Last November 18 a car bomb killed one of Venezuela’s most prominent Prosecutors, Danilo Anderson. Anderson was involved in all of Venezuela’s most politically charged cases, such as the investigation of over 400 persons who had signed the April 2002 coup decree of Pedro Carmona, in which the constitution, the legislature, and the judiciary were suspended. Also, Anderson had indicted the oppositional mayor Henrique Capriles Radonski, for failing to protect the Cuban Embassy during the April 2002 coup attempt.
The two brothers who were arrested on Friday, Otoniel and Rolando Guevara, were arrested in Valencia, an major city about two hours drive west of Caracas. The two are said to be friends of Antonio Lopez, who was killed in a confrontation with the police last Tuesday, in which a police officer was also killed and one was wounded.

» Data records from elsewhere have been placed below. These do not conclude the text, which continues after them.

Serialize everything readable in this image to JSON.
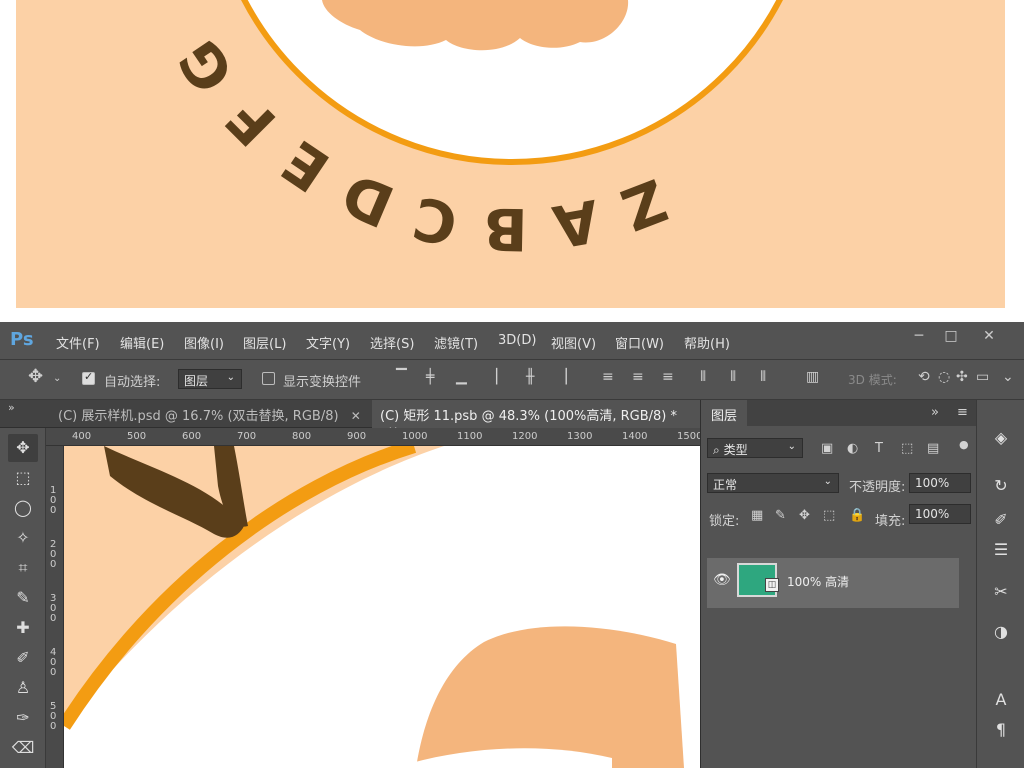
{
  "preview": {
    "ring_letters": [
      "G",
      "F",
      "E",
      "D",
      "C",
      "B",
      "A",
      "Z"
    ]
  },
  "app": {
    "logo": "Ps",
    "menu": [
      "文件(F)",
      "编辑(E)",
      "图像(I)",
      "图层(L)",
      "文字(Y)",
      "选择(S)",
      "滤镜(T)",
      "3D(D)",
      "视图(V)",
      "窗口(W)",
      "帮助(H)"
    ],
    "window_controls": [
      "─",
      "□",
      "✕"
    ]
  },
  "options": {
    "auto_select_label": "自动选择:",
    "auto_select_value": "图层",
    "show_transform_label": "显示变换控件",
    "mode_3d_label": "3D 模式:"
  },
  "tabs": {
    "doc1_label": "(C) 展示样机.psd @ 16.7% (双击替换, RGB/8)",
    "doc2_label": "(C) 矩形 11.psb @ 48.3% (100%高清, RGB/8) *"
  },
  "ruler": {
    "top_ticks": [
      "400",
      "500",
      "600",
      "700",
      "800",
      "900",
      "1000",
      "1100",
      "1200",
      "1300",
      "1400",
      "1500"
    ],
    "left_ticks": [
      "100",
      "200",
      "300",
      "400",
      "500"
    ]
  },
  "layers_panel": {
    "tab_label": "图层",
    "filter_label": "类型",
    "blend_mode": "正常",
    "opacity_label": "不透明度:",
    "opacity_value": "100%",
    "lock_label": "锁定:",
    "fill_label": "填充:",
    "fill_value": "100%",
    "layer_name": "100% 高清"
  },
  "colors": {
    "bg_peach": "#FCD1A6",
    "ring_orange": "#F39C12",
    "letter_brown": "#5A3E1A",
    "cookie": "#F4B57D",
    "layer_thumb": "#2EA77F"
  }
}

Also, the Guevara brothers are said to be friends of Juan Carlos Sanchez, another individual who has been tied to the Anderson assassination. Police tried to arrest Sanchez in Barquisimeto, about 120 miles west of Caracas, who, just like Antonio Lopez, opened fire on the police and was subsequently killed in the resulting shoot-out. C4 explosive, a 9mm pistol, and a hand grenade were found among Sanchez’s belongings.
Minister of the Interior and Justice, Jesse Chacon, explained in a press conference that a raid on the homes and offices of the Guevara brothers turned up a map that “could indicate the route of Prosecutor Anderson.” Also, Chacon said that a security video from a Caracas shopping mall that Anderson frequented showed Antonio Lopez, the lawyer who was killed in a confrontation with the police last week, following Anderson.
According to Chacon, until now investigators have identified eight persons who were involved in the Anderson assassination. One of the other suspects is Juan Bautista Guevara, a cousin of the arrested Guevara brothers, who witnesses saw near the university where Anderson was taking a class. The police’s review of cell phone records confirms this witness account.
Chacon added that the most recent investigation results show that the bomb that killed Anderson was placed while he was participating in a university course, shortly before he got into his car.
According to an article that appeared in today’s daily Panorama, investigators have found connections between the current suspects in the Anderson car bombing and the arms dealer Isaac Perez Recao, who was also implicated in the April 2002 coup against Chavez and for whom the coup “interim” President Pedro Carmona once worked. Supposedly Perez Recao purchased the C-4 explosive that was used for the car bomb, as well as for bombs that were exploded almost two years ago at the Spanish and Colombian consular offices.
The Guevara brothers are also connected to Iván Simonovis, the former security chief of the former opposition mayor Alfredo Peña. Simonovis is currently wanted by the police in connection with the April 2002 coup attempt and recently fled to Miami. Simonovis was one of the people Danilo Anderson was prosecuting on charges of having ordered the Caracas police to shoot at pro-Chavez demonstrators during the coup – the exchange of fire between Caracas Metropolitan police and Chavez supporters was used as a justification for the coup. It is these connections that have led the Attorney General, Isaias Rodriguez to say that former mayor Alfredo Peña, Simonovis, former Peña police chiefs Henry Vivas and Lazaro Forero to be prime suspects in the Danilo Anderson assassination. Vivas and Forero are currently seeking asylum in the Salvadoran embassy (see: Venezuela Ex-Cops Asylum Petition May Be Denied by El Salvador) and Peña is said to be in hiding in Miami.
Other connections that the Guevara brothers appear to have is with the Montesinos case. Vladimir Montesinos was the former Peruvian spy chief, who sought refuge in Venezuela after the fall of Peruvian President Alberto Fujimori. For a long time it was rumored that Chavez was sheltering Montesinos. Panorama, however, reports that Montesinos paid the Guevara brothers $1 million to hide him in Venezuela.